_What you are asked to do_
Write out every record below exactly as it appears.

Data records for software interfaces
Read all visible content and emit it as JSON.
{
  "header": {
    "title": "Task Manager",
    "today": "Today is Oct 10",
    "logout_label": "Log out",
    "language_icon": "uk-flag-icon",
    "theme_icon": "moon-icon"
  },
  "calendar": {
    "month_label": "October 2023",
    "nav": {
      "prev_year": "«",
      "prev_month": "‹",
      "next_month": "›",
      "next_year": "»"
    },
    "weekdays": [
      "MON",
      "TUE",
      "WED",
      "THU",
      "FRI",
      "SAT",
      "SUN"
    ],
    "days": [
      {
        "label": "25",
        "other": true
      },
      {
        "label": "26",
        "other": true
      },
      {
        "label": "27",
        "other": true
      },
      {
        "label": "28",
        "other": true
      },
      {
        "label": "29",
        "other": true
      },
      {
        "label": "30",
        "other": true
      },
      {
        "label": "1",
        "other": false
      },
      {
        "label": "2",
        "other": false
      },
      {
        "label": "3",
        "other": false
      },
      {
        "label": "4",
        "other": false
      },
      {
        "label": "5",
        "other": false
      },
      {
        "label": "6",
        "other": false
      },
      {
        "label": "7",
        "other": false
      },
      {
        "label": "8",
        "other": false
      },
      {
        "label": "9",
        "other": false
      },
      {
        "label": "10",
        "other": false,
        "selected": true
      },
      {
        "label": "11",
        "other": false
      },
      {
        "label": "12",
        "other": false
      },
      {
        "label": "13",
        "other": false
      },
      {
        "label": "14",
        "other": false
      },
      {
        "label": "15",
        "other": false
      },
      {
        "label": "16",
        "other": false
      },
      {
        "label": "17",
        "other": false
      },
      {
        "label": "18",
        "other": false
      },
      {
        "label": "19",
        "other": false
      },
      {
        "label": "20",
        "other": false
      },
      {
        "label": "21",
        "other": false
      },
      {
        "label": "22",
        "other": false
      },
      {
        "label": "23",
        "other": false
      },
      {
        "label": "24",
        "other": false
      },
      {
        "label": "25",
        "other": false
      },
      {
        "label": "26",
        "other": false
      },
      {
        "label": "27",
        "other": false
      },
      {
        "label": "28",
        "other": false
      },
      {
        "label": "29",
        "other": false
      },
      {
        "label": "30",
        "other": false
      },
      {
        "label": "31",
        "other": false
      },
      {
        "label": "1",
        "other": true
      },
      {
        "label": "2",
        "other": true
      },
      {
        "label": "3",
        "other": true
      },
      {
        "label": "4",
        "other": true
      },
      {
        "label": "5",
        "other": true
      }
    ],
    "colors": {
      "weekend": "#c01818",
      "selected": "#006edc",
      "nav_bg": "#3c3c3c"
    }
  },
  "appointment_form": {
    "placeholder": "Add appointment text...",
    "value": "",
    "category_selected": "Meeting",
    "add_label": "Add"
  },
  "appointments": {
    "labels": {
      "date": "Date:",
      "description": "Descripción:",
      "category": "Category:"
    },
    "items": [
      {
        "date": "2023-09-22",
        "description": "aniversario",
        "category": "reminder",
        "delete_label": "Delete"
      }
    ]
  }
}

_Response to this exercise_
Read all visible content and emit it as JSON.
{
  "header": {
    "title": "Task Manager",
    "today": "Today is Oct 10",
    "logout_label": "Log out",
    "language_icon": "uk-flag-icon",
    "theme_icon": "moon-icon"
  },
  "calendar": {
    "month_label": "October 2023",
    "nav": {
      "prev_year": "«",
      "prev_month": "‹",
      "next_month": "›",
      "next_year": "»"
    },
    "weekdays": [
      "MON",
      "TUE",
      "WED",
      "THU",
      "FRI",
      "SAT",
      "SUN"
    ],
    "days": [
      {
        "label": "25",
        "other": true
      },
      {
        "label": "26",
        "other": true
      },
      {
        "label": "27",
        "other": true
      },
      {
        "label": "28",
        "other": true
      },
      {
        "label": "29",
        "other": true
      },
      {
        "label": "30",
        "other": true
      },
      {
        "label": "1",
        "other": false
      },
      {
        "label": "2",
        "other": false
      },
      {
        "label": "3",
        "other": false
      },
      {
        "label": "4",
        "other": false
      },
      {
        "label": "5",
        "other": false
      },
      {
        "label": "6",
        "other": false
      },
      {
        "label": "7",
        "other": false
      },
      {
        "label": "8",
        "other": false
      },
      {
        "label": "9",
        "other": false
      },
      {
        "label": "10",
        "other": false,
        "selected": true
      },
      {
        "label": "11",
        "other": false
      },
      {
        "label": "12",
        "other": false
      },
      {
        "label": "13",
        "other": false
      },
      {
        "label": "14",
        "other": false
      },
      {
        "label": "15",
        "other": false
      },
      {
        "label": "16",
        "other": false
      },
      {
        "label": "17",
        "other": false
      },
      {
        "label": "18",
        "other": false
      },
      {
        "label": "19",
        "other": false
      },
      {
        "label": "20",
        "other": false
      },
      {
        "label": "21",
        "other": false
      },
      {
        "label": "22",
        "other": false
      },
      {
        "label": "23",
        "other": false
      },
      {
        "label": "24",
        "other": false
      },
      {
        "label": "25",
        "other": false
      },
      {
        "label": "26",
        "other": false
      },
      {
        "label": "27",
        "other": false
      },
      {
        "label": "28",
        "other": false
      },
      {
        "label": "29",
        "other": false
      },
      {
        "label": "30",
        "other": false
      },
      {
        "label": "31",
        "other": false
      },
      {
        "label": "1",
        "other": true
      },
      {
        "label": "2",
        "other": true
      },
      {
        "label": "3",
        "other": true
      },
      {
        "label": "4",
        "other": true
      },
      {
        "label": "5",
        "other": true
      }
    ],
    "colors": {
      "weekend": "#c01818",
      "selected": "#006edc",
      "nav_bg": "#3c3c3c"
    }
  },
  "appointment_form": {
    "placeholder": "Add appointment text...",
    "value": "",
    "category_selected": "Meeting",
    "add_label": "Add"
  },
  "appointments": {
    "labels": {
      "date": "Date:",
      "description": "Descripción:",
      "category": "Category:"
    },
    "items": [
      {
        "date": "2023-09-22",
        "description": "aniversario",
        "category": "reminder",
        "delete_label": "Delete"
      }
    ]
  }
}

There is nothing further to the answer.